Welcome to the second edition of "my marketing class fills me with immense anger and sadness and I express it to strangers on the internet."
Today in class we talked about how instead of marketing, you should be doing the *actual* work of the nonprofit's mission. Talking about a problem is not enough to solve it.
I almost exploded. Of course talking about problems doesn't make them go away, but having a nonprofit that no one knows about also doesn't solve any problems.
I really love marketing, I have been doing it for years and really love build a connection between nonprofits and their communities. It
However sometimes I really hate marketing, because I don't know why I have to beg organizations to take it seriously or help them understand it's true value. Don't worry, this won't be an angry ranting vent session, instead these are some ways to help you help me (or whoever your marketing person is).
Dear nonprofit organization and project leaders,
I love you, I really do, but sometimes you drive me crazy. So please, when you hire a marketing person (maybe me), please keep the following things in mind.
Take marketing more seriously.
Marketing is the way you connect your vision and mission to the community. It does not matter how amazing your nonprofit is if the world does not know about you. This goes for several aspects, donors, audiences, staff, and who you serve. Your marketing is potentially the first time you connect with someone. Make that first impression count and matter. While yes it can be discouraging in a digital age to have to keep up with appearances, but it matters. You can still be true to your mission and vision, while having a somewhat active Facebook presence. Otherwise how will people know they can trust your organization?
It is so much more than just posting on social media and sending email blasts. It's building relationships with your audience and building sustainability for your organization.
Bring on a marketing person as soon as possible.
Marketing people should be part of the team, not just a random accessory to the show. They are part of the creative story telling process, as how you market the show is just as important as the show itself. It is the first time your potential audience is going to interact with this production, make sure it makes a right first impression.
This is easier when the marketing person can take some ownership of the project itself, so they need things like the script and the cast list. They should be there for the meet and greets and first rehearsals. If your marketing person is telling the story of the production, well they need to know what the story is.
Set realistic expectations and goals.
Gaining 1,000 Instagram followers in a month isn't going to help you. I can buy Instagram followers. What are your real goals? Increase ticket sales? Increase brand awareness? Re-brand before a big fundraiser?
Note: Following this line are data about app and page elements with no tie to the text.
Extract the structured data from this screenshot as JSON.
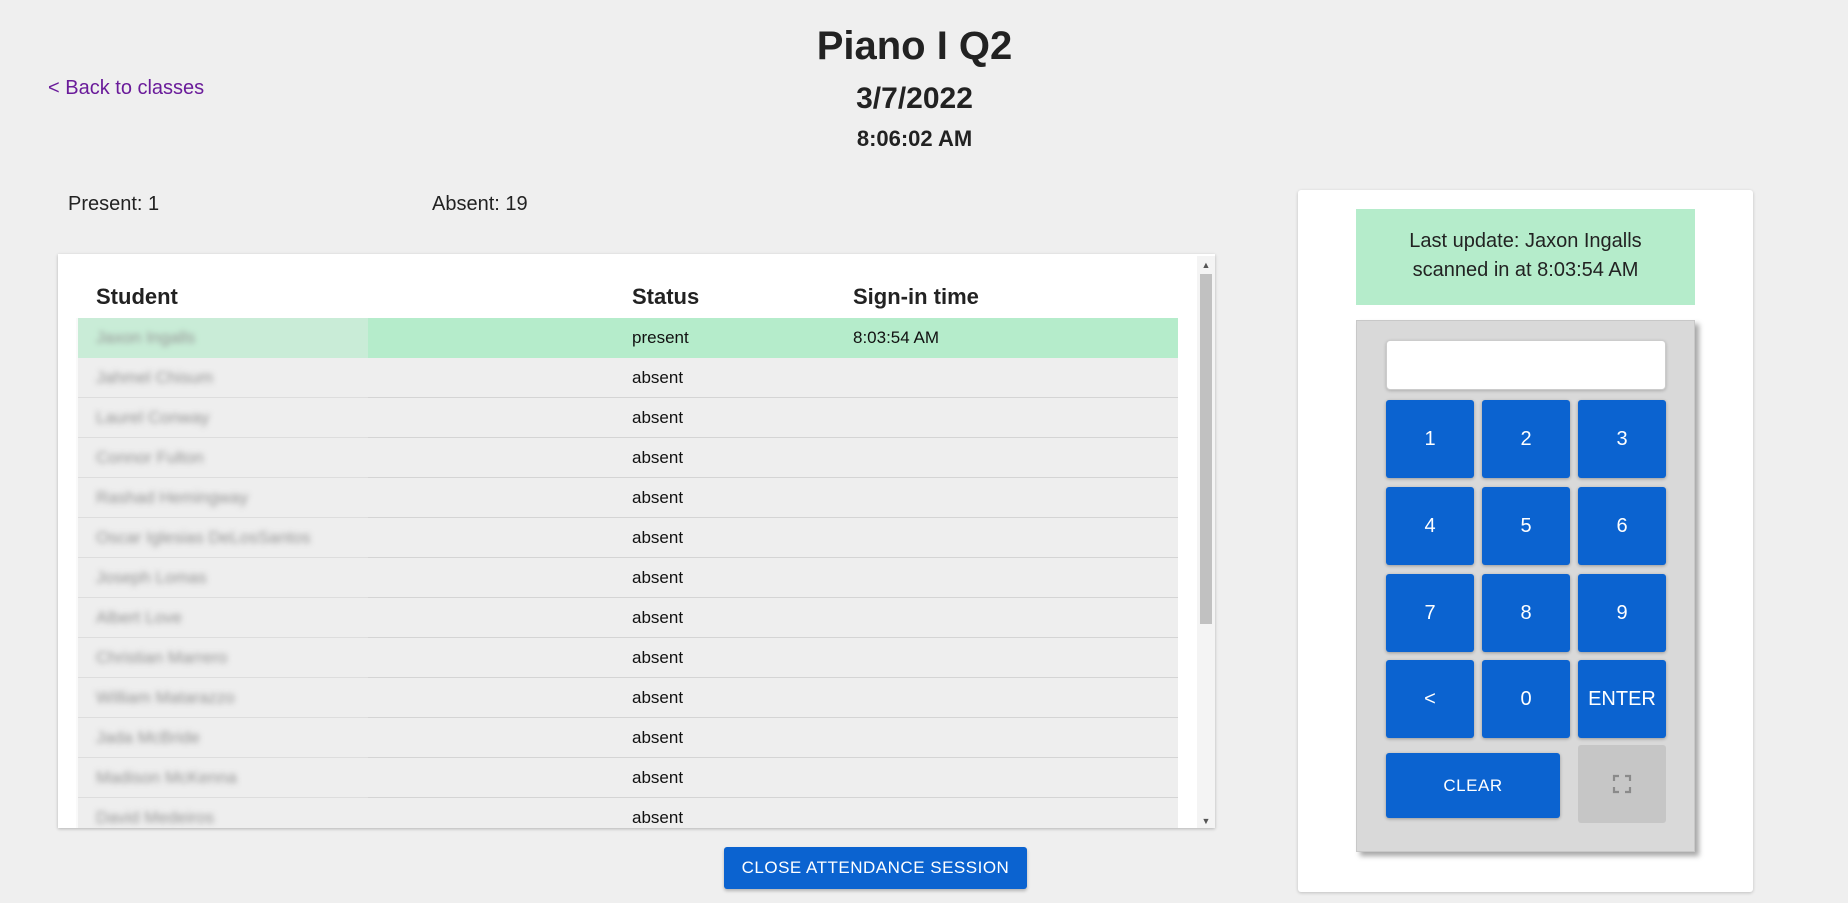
{
  "header": {
    "class_name": "Piano I Q2",
    "date": "3/7/2022",
    "time": "8:06:02 AM",
    "back_link": "< Back to classes"
  },
  "counts": {
    "present": "Present: 1",
    "absent": "Absent: 19"
  },
  "table": {
    "columns": [
      "Student",
      "Status",
      "Sign-in time"
    ],
    "rows": [
      {
        "name": "Jaxon Ingalls",
        "status": "present",
        "time": "8:03:54 AM"
      },
      {
        "name": "Jahmel Chisum",
        "status": "absent",
        "time": ""
      },
      {
        "name": "Laurel Conway",
        "status": "absent",
        "time": ""
      },
      {
        "name": "Connor Fulton",
        "status": "absent",
        "time": ""
      },
      {
        "name": "Rashad Hemingway",
        "status": "absent",
        "time": ""
      },
      {
        "name": "Oscar Iglesias DeLosSantos",
        "status": "absent",
        "time": ""
      },
      {
        "name": "Joseph Lomas",
        "status": "absent",
        "time": ""
      },
      {
        "name": "Albert Love",
        "status": "absent",
        "time": ""
      },
      {
        "name": "Christian Marrero",
        "status": "absent",
        "time": ""
      },
      {
        "name": "William Matarazzo",
        "status": "absent",
        "time": ""
      },
      {
        "name": "Jada McBride",
        "status": "absent",
        "time": ""
      },
      {
        "name": "Madison McKenna",
        "status": "absent",
        "time": ""
      },
      {
        "name": "David Medeiros",
        "status": "absent",
        "time": ""
      }
    ]
  },
  "close_button": "CLOSE ATTENDANCE SESSION",
  "last_update": {
    "line1": "Last update: Jaxon Ingalls",
    "line2": "scanned in at 8:03:54 AM"
  },
  "keypad": {
    "input_value": "",
    "keys": [
      "1",
      "2",
      "3",
      "4",
      "5",
      "6",
      "7",
      "8",
      "9",
      "<",
      "0",
      "ENTER"
    ],
    "clear": "CLEAR",
    "fullscreen_icon": "fullscreen-icon"
  },
  "colors": {
    "primary": "#0b63d0",
    "present_row": "#b5eccb",
    "link": "#6a1b9a",
    "background": "#efefef"
  }
}
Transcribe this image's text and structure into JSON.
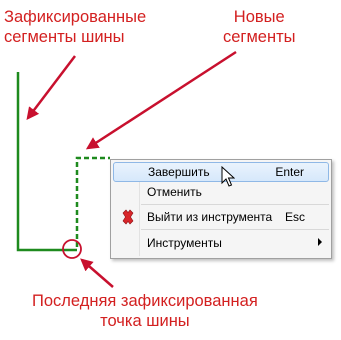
{
  "callouts": {
    "fixed_segments": [
      "Зафиксированные",
      "сегменты шины"
    ],
    "new_segments": [
      "Новые",
      "сегменты"
    ],
    "last_point": [
      "Последняя зафиксированная",
      "точка шины"
    ]
  },
  "context_menu": {
    "items": [
      {
        "label": "Завершить",
        "shortcut": "Enter",
        "icon": null,
        "highlighted": true
      },
      {
        "label": "Отменить",
        "shortcut": "",
        "icon": null
      },
      {
        "label": "Выйти из инструмента",
        "shortcut": "Esc",
        "icon": "red-x-icon"
      },
      {
        "label": "Инструменты",
        "shortcut": "",
        "icon": null,
        "submenu": true
      }
    ]
  },
  "colors": {
    "callout_text": "#d32020",
    "fixed_segment": "#1e8a1e",
    "new_segment": "#1e8a1e",
    "highlight": "#d6e8fb"
  }
}
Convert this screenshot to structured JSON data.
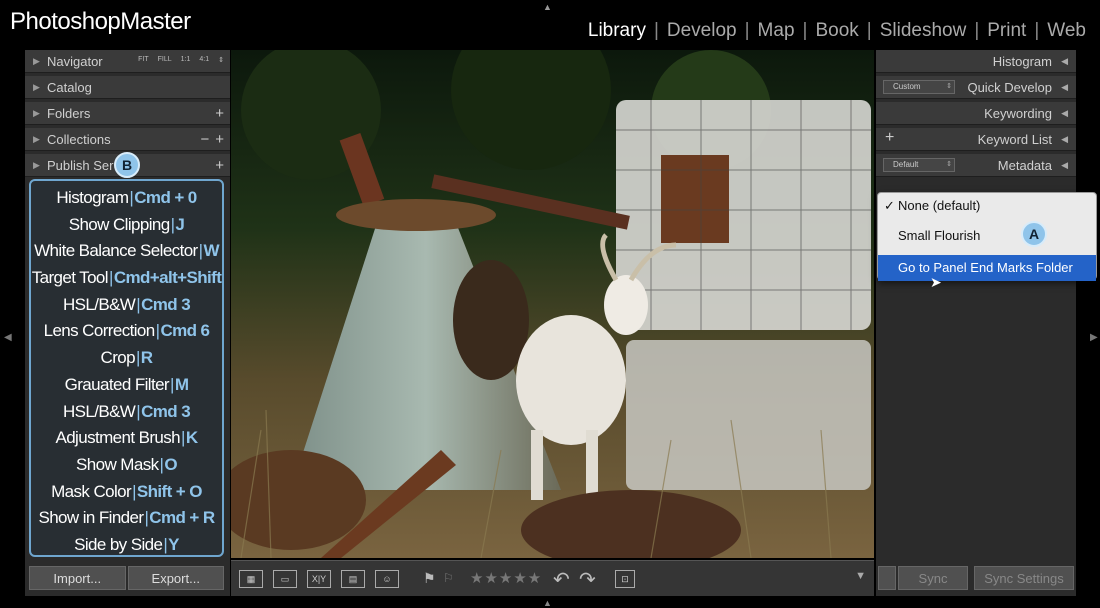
{
  "brand": {
    "logo_text": "PhotoshopMaster"
  },
  "modules": [
    {
      "label": "Library",
      "active": true
    },
    {
      "label": "Develop"
    },
    {
      "label": "Map"
    },
    {
      "label": "Book"
    },
    {
      "label": "Slideshow"
    },
    {
      "label": "Print"
    },
    {
      "label": "Web"
    }
  ],
  "left_panel": {
    "headers": [
      {
        "label": "Navigator"
      },
      {
        "label": "Catalog"
      },
      {
        "label": "Folders"
      },
      {
        "label": "Collections"
      },
      {
        "label": "Publish Ser"
      }
    ],
    "navigator_options": [
      "FIT",
      "FILL",
      "1:1",
      "4:1"
    ],
    "badge_b": "B",
    "buttons": {
      "import": "Import...",
      "export": "Export..."
    }
  },
  "shortcuts": [
    {
      "name": "Histogram",
      "key": "Cmd + 0"
    },
    {
      "name": "Show Clipping",
      "key": "J"
    },
    {
      "name": "White Balance Selector",
      "key": "W"
    },
    {
      "name": "Target Tool",
      "key": "Cmd+alt+Shift"
    },
    {
      "name": "HSL/B&W",
      "key": "Cmd 3"
    },
    {
      "name": "Lens Correction",
      "key": "Cmd 6"
    },
    {
      "name": "Crop",
      "key": "R"
    },
    {
      "name": "Grauated Filter",
      "key": "M"
    },
    {
      "name": "HSL/B&W",
      "key": "Cmd 3"
    },
    {
      "name": "Adjustment Brush",
      "key": "K"
    },
    {
      "name": "Show Mask",
      "key": "O"
    },
    {
      "name": "Mask Color",
      "key": "Shift + O"
    },
    {
      "name": "Show in Finder",
      "key": "Cmd + R"
    },
    {
      "name": "Side by Side",
      "key": "Y"
    }
  ],
  "right_panel": {
    "headers": [
      {
        "label": "Histogram"
      },
      {
        "label": "Quick Develop",
        "preset": "Custom"
      },
      {
        "label": "Keywording"
      },
      {
        "label": "Keyword List"
      },
      {
        "label": "Metadata",
        "preset": "Default"
      }
    ],
    "menu": {
      "items": [
        {
          "label": "None (default)",
          "checked": true
        },
        {
          "label": "Small Flourish"
        },
        {
          "label": "Go to Panel End Marks Folder",
          "selected": true
        }
      ],
      "badge_a": "A"
    },
    "buttons": {
      "sync": "Sync",
      "sync_settings": "Sync Settings"
    }
  },
  "toolbar": {
    "view_icons": [
      "grid-view-icon",
      "loupe-view-icon",
      "compare-view-icon",
      "survey-view-icon",
      "people-view-icon"
    ],
    "compare_label": "X|Y",
    "stars": "★★★★★"
  },
  "colors": {
    "accent": "#8fc4ea",
    "menu_selection": "#2463c8",
    "panel_bg": "#2b2b2b",
    "panel_header": "#3a3a3a"
  }
}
You have to actually think strategically when it comes to marketing. Communicate that with your marketing person, there should be a bigger conversation than "we need marketing!" Actually sit down and figure out what that means.
Trust them and listen to them.
Since they are part of the creative team, just like your designers and actors, the marketing person is a creative individual that wants the show to succeed. While a lot of companies don't or can't have an in-house marketing person (which I will talk more about later) you need to make sure you trust them to represent your company and production.
I understand it's easy to think "it's social media, I can just do it myself" but what if you did that to the other parts of your team? Would you want to hang all the lights by yourself too? Marketing is a collaborative effort. You will want to work with your marketing person to make sure they understand the vision and purpose of the project, but that doesn't mean you should micro manage them to death.
Please know this letter is not addressed to anyone in particular, and I love you all so much. But please, for my sanity and the sustainability of your organization, send a little love to your marketing people. It's a lot harder than it looks.
P.S. If you like my marketing rants/tips please sign up for my newsletter (that's right, I am marketing myself, practice what I preach).